Work task:
Please work out how many lines in the data below hold the word "Freitag", and state only the number.

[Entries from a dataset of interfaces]
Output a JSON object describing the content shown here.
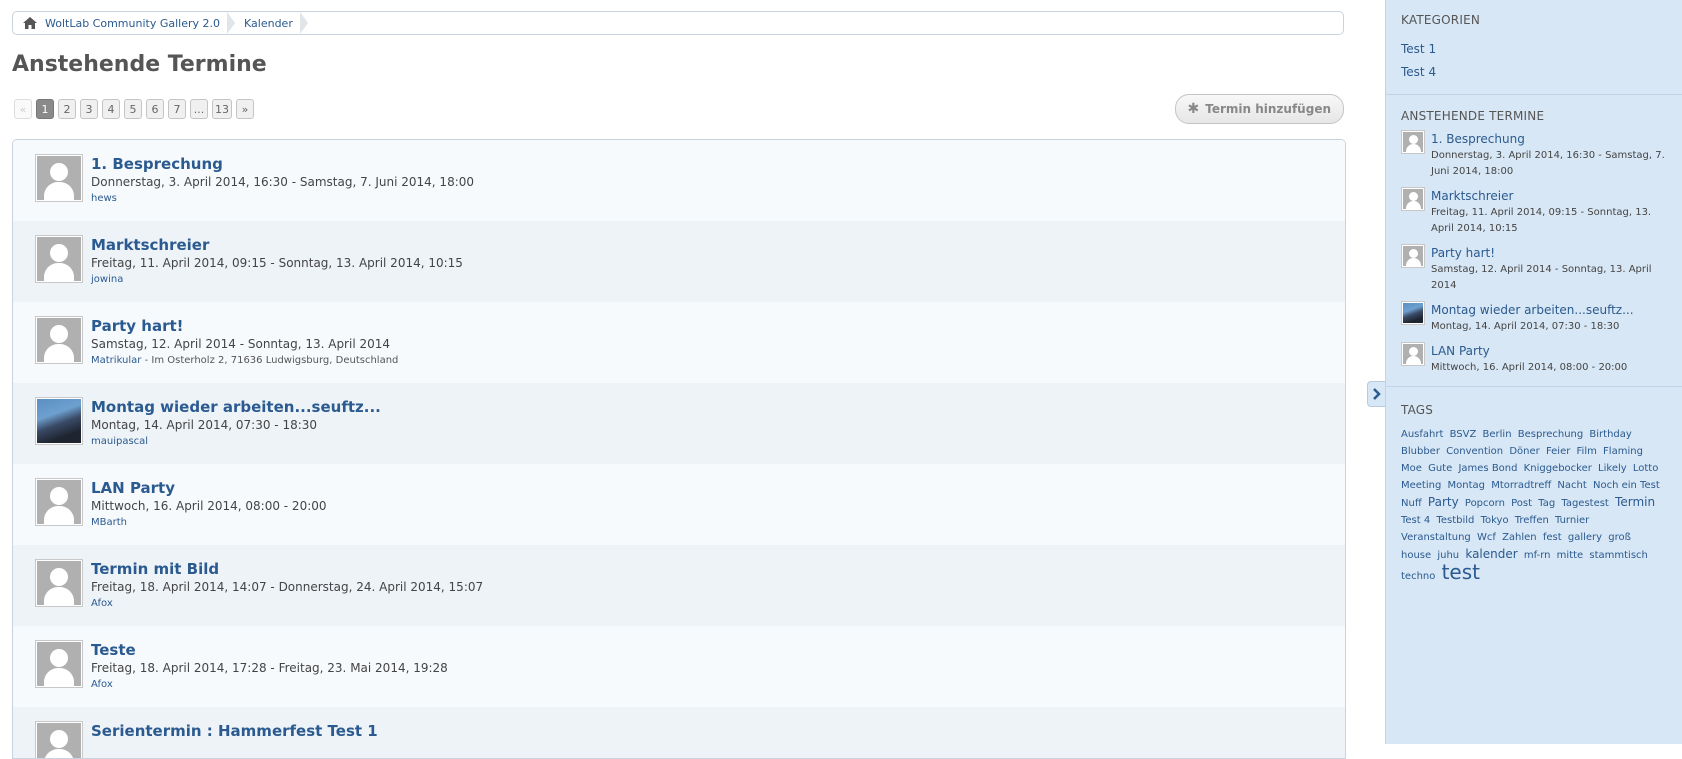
{
  "breadcrumb": {
    "items": [
      "WoltLab Community Gallery 2.0",
      "Kalender"
    ]
  },
  "page_title": "Anstehende Termine",
  "pagination": {
    "prev": "«",
    "pages": [
      "1",
      "2",
      "3",
      "4",
      "5",
      "6",
      "7",
      "...",
      "13"
    ],
    "active": "1",
    "next": "»"
  },
  "add_button": {
    "icon": "asterisk-icon",
    "label": "Termin hinzufügen"
  },
  "events": [
    {
      "title": "1. Besprechung",
      "date": "Donnerstag, 3. April 2014, 16:30 - Samstag, 7. Juni 2014, 18:00",
      "author": "hews",
      "location": ""
    },
    {
      "title": "Marktschreier",
      "date": "Freitag, 11. April 2014, 09:15 - Sonntag, 13. April 2014, 10:15",
      "author": "jowina",
      "location": ""
    },
    {
      "title": "Party hart!",
      "date": "Samstag, 12. April 2014 - Sonntag, 13. April 2014",
      "author": "Matrikular",
      "location": "- Im Osterholz 2, 71636 Ludwigsburg, Deutschland"
    },
    {
      "title": "Montag wieder arbeiten...seuftz...",
      "date": "Montag, 14. April 2014, 07:30 - 18:30",
      "author": "mauipascal",
      "location": ""
    },
    {
      "title": "LAN Party",
      "date": "Mittwoch, 16. April 2014, 08:00 - 20:00",
      "author": "MBarth",
      "location": ""
    },
    {
      "title": "Termin mit Bild",
      "date": "Freitag, 18. April 2014, 14:07 - Donnerstag, 24. April 2014, 15:07",
      "author": "Afox",
      "location": ""
    },
    {
      "title": "Teste",
      "date": "Freitag, 18. April 2014, 17:28 - Freitag, 23. Mai 2014, 19:28",
      "author": "Afox",
      "location": ""
    },
    {
      "title": "Serientermin : Hammerfest Test 1",
      "date": "",
      "author": "",
      "location": ""
    }
  ],
  "sidebar": {
    "categories_heading": "KATEGORIEN",
    "categories": [
      "Test 1",
      "Test 4"
    ],
    "upcoming_heading": "ANSTEHENDE TERMINE",
    "upcoming": [
      {
        "title": "1. Besprechung",
        "date": "Donnerstag, 3. April 2014, 16:30 - Samstag, 7. Juni 2014, 18:00"
      },
      {
        "title": "Marktschreier",
        "date": "Freitag, 11. April 2014, 09:15 - Sonntag, 13. April 2014, 10:15"
      },
      {
        "title": "Party hart!",
        "date": "Samstag, 12. April 2014 - Sonntag, 13. April 2014"
      },
      {
        "title": "Montag wieder arbeiten...seuftz...",
        "date": "Montag, 14. April 2014, 07:30 - 18:30"
      },
      {
        "title": "LAN Party",
        "date": "Mittwoch, 16. April 2014, 08:00 - 20:00"
      }
    ],
    "tags_heading": "TAGS",
    "tags": [
      {
        "t": "Ausfahrt",
        "s": 1
      },
      {
        "t": "BSVZ",
        "s": 1
      },
      {
        "t": "Berlin",
        "s": 1
      },
      {
        "t": "Besprechung",
        "s": 1
      },
      {
        "t": "Birthday",
        "s": 1
      },
      {
        "t": "Blubber",
        "s": 1
      },
      {
        "t": "Convention",
        "s": 1
      },
      {
        "t": "Döner",
        "s": 1
      },
      {
        "t": "Feier",
        "s": 1
      },
      {
        "t": "Film",
        "s": 1
      },
      {
        "t": "Flaming Moe",
        "s": 1
      },
      {
        "t": "Gute",
        "s": 1
      },
      {
        "t": "James Bond",
        "s": 1
      },
      {
        "t": "Kniggebocker",
        "s": 1
      },
      {
        "t": "Likely",
        "s": 1
      },
      {
        "t": "Lotto",
        "s": 1
      },
      {
        "t": "Meeting",
        "s": 1
      },
      {
        "t": "Montag",
        "s": 1
      },
      {
        "t": "Mtorradtreff",
        "s": 1
      },
      {
        "t": "Nacht",
        "s": 1
      },
      {
        "t": "Noch ein Test",
        "s": 1
      },
      {
        "t": "Nuff",
        "s": 1
      },
      {
        "t": "Party",
        "s": 2
      },
      {
        "t": "Popcorn",
        "s": 1
      },
      {
        "t": "Post",
        "s": 1
      },
      {
        "t": "Tag",
        "s": 1
      },
      {
        "t": "Tagestest",
        "s": 1
      },
      {
        "t": "Termin",
        "s": 2
      },
      {
        "t": "Test 4",
        "s": 1
      },
      {
        "t": "Testbild",
        "s": 1
      },
      {
        "t": "Tokyo",
        "s": 1
      },
      {
        "t": "Treffen",
        "s": 1
      },
      {
        "t": "Turnier",
        "s": 1
      },
      {
        "t": "Veranstaltung",
        "s": 1
      },
      {
        "t": "Wcf",
        "s": 1
      },
      {
        "t": "Zahlen",
        "s": 1
      },
      {
        "t": "fest",
        "s": 1
      },
      {
        "t": "gallery",
        "s": 1
      },
      {
        "t": "groß",
        "s": 1
      },
      {
        "t": "house",
        "s": 1
      },
      {
        "t": "juhu",
        "s": 1
      },
      {
        "t": "kalender",
        "s": 2
      },
      {
        "t": "mf-rn",
        "s": 1
      },
      {
        "t": "mitte",
        "s": 1
      },
      {
        "t": "stammtisch",
        "s": 1
      },
      {
        "t": "techno",
        "s": 1
      },
      {
        "t": "test",
        "s": 3
      }
    ]
  },
  "colors": {
    "link": "#2a5a8f",
    "sidebar_bg": "#d8e7f5",
    "row_odd": "#f7fafd",
    "row_even": "#eef3f8"
  }
}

Solution to this problem:
4